The New York Times had an interesting article about Gase last year that talked about his coaching background.
(Peyton) Manning has called Gase "the smartest guy I know." Denver Coach John Fox said Gase was "a master of innovation." The team's president, John Elway, went the furthest: He used the word genius.
"Adam is a lot like me in that he's always thinking of how we can do something better or different — or both," Manning said. "And he has an almost photographic memory. He can recall a defensive scheme we saw from eight games back and remember our exact formation and the play called."
Gase's former boss, Nick Saban, said he has a natural instinct for football.
"It was a conceptual thing with Adam, he just understood how things worked and he was willing to work and start from ground zero," Saban wrote in an email. "It wasn't like this was a star player who had played a lot of football. He wanted to be a coach and he was willing to invest as much time as it took."
It's worth noting that when Saban left Michigan State for LSU, the only assistant he took with him was Adam Gase.
CBS Chicago's Dan Durkin looked at Gase's offensive schemes and he came away impressed.
Given Peyton Manning's presence in Denver, questions exist about how much Gase impacted those team numbers, but such questions can never be quantified. The fact remains that Gase devised the game plans and called in the plays, and his exposure to Manning over the past three seasons is nothing but a benefit to his growth as a coordinator.
Looking through the Broncos' game tape over the last two seasons affords a prism into Gase's many influences.

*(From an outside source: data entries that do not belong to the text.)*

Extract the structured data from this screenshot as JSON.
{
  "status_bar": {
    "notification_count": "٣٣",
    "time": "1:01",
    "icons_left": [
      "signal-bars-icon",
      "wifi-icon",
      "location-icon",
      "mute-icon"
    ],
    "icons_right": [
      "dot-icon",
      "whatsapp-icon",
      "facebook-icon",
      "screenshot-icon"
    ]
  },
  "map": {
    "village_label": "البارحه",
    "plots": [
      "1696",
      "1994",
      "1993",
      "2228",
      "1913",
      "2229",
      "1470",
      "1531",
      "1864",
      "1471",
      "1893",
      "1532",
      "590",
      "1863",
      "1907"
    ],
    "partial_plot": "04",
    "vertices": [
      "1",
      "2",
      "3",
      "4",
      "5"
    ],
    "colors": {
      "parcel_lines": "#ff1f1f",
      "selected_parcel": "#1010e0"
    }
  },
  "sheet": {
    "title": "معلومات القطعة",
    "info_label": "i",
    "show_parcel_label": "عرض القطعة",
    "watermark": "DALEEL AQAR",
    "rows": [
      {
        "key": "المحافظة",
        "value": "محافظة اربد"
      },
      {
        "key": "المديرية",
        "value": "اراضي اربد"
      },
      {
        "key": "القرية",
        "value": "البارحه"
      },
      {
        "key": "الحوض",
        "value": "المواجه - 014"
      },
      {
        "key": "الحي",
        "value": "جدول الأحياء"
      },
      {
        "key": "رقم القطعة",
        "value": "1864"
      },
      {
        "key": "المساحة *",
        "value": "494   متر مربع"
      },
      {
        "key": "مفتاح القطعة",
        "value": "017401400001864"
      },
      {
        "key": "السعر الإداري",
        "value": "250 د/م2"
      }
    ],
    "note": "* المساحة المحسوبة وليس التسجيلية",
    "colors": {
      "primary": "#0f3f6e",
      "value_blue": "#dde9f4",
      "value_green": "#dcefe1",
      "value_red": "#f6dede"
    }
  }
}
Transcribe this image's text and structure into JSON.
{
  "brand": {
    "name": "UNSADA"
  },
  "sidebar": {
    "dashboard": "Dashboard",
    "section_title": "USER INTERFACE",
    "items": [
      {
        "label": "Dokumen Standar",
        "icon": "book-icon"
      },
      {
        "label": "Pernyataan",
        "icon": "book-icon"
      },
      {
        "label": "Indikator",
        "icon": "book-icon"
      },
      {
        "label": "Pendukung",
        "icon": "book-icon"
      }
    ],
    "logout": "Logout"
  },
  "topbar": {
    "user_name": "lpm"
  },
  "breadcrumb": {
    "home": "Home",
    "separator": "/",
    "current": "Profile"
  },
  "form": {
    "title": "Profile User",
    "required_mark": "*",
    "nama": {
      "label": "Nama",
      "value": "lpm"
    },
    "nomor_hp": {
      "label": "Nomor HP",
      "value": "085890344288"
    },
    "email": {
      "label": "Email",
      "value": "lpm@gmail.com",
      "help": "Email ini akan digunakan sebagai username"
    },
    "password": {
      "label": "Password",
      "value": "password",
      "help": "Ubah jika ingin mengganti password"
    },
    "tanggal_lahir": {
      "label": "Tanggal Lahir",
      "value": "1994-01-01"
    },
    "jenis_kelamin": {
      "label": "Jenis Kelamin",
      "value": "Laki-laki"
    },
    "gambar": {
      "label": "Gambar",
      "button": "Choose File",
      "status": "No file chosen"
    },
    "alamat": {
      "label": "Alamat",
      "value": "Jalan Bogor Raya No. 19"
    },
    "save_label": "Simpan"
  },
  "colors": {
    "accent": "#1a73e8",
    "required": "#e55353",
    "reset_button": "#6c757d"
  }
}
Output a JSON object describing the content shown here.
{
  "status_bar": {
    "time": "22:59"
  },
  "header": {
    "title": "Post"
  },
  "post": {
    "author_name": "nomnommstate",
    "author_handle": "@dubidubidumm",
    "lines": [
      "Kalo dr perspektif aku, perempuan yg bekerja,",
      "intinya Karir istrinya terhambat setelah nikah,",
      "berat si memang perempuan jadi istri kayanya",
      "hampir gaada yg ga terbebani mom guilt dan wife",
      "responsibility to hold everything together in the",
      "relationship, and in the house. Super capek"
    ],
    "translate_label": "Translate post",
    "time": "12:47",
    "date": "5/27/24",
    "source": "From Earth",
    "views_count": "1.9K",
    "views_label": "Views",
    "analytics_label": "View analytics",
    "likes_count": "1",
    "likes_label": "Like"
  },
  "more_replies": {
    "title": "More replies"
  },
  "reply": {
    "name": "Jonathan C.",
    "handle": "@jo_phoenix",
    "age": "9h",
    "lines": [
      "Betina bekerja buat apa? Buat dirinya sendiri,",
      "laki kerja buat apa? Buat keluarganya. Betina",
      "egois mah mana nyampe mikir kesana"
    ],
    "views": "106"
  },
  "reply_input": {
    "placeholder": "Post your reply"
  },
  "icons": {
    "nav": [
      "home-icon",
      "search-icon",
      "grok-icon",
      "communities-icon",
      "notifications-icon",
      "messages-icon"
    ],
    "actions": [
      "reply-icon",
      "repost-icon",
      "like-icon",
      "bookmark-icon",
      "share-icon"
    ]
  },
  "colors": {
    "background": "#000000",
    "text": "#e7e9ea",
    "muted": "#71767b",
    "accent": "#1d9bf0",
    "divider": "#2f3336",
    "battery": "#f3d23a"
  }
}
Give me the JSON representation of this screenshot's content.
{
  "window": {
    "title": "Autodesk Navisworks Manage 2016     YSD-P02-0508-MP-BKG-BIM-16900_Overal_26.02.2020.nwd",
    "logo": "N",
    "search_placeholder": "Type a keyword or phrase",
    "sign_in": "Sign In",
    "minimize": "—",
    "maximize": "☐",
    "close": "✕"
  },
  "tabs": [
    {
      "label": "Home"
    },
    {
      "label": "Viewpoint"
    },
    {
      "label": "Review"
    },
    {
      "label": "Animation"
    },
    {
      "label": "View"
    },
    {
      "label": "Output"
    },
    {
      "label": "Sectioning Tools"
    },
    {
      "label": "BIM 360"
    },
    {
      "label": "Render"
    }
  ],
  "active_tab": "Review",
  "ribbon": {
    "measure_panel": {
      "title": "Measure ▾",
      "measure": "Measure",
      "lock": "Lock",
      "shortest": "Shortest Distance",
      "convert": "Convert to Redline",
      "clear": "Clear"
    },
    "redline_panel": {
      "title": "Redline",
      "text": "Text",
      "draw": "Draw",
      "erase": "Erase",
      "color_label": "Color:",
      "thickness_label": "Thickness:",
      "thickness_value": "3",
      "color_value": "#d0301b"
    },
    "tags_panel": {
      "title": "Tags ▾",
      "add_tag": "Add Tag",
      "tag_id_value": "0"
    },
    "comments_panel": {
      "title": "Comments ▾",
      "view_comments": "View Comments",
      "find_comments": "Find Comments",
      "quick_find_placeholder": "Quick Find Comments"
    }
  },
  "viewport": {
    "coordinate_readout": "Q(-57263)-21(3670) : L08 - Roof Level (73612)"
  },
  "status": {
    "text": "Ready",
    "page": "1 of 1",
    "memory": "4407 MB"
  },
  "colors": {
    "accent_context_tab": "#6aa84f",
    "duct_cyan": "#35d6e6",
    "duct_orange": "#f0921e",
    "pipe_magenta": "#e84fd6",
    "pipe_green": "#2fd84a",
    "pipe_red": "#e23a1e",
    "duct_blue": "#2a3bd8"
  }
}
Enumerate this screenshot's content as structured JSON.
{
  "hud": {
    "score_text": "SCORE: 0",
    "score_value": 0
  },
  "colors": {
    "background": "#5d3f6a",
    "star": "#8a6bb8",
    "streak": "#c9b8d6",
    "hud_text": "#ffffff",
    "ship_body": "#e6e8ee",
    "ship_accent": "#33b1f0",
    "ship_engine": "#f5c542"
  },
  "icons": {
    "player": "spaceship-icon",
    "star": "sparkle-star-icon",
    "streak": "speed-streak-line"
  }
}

From West Coast spacing concepts (likely learned during his time with Steve Mariucci) to Air Coryell vertical concepts (likely learned during his time with Mike Martz) to the route combinations and principles that have defined Manning's career — mesh, levels, verticals - they're all in Gase's playbook.
We've yet to get any specifics on a prospective run/pass ratios or even Gase's offensive playbook, but Patrick Finley of the Sun Times has found a few nuggets.
Some Bears players have characterized their new offense as fast-paced. Gase, too, has vowed to give Jay Cutler some of the same line-of-scrimmage control as he did for the greatest audible-caller in the game's history, Peyton Manning, last year.
Quick and simple terminology will allow the Bears to play at a faster pace, and simple terminology is a staple of an Erhardt-Perkins philosophy. Another staple of the system is a balanced approach, which is something John Fox will want.
Gase himself even revealed that some of what he does will resemble some of Martz's offense.
"(Cutler's) worked with a couple different guys, the good thing is, he's heard a few things that I say," Gase said. "He'll look at me and kind of, 'That's a little Martzist,' right there."
I find the marriage between these two offenses interesting because Mike Martz didn't allow his quarterbacks to audible, whereas the Erhardt-Perkins O occasionally requires the QB to be a conductor at the line of scrimmage.
There's no denying that Martz ran some truly great offenses back in the day, but his stubbornness to alter his scheme to suit his personnel was a downfall. I don't think Gase shares the stubborn gene with his mentor, so I don't expect his QBs to be sacked 50 times.
Like we discussed yesterday, I would expect Cutler to be right around 30 passes per game, and it's up to Gase to put together the correct gameplans that will allow Matt Forte and the running game to thrive. But he also has to find ways for his talented group of pass catchers to make an impact.
The more I dig into Adam Gase's past, the more impressed I become. Here's a guy that had the San Francisco head coaching job all but locked up, but he didn't want to have Jim Tomsula forced on him as his defensive coordinator. He wants his first head coaching gig to be on his terms and he's willing to wait for the right opportunity to arise.
Gase definitely has a clear vision for his future in the NFL and hopefully he has a clear vision for the 2015 Chicago Bears.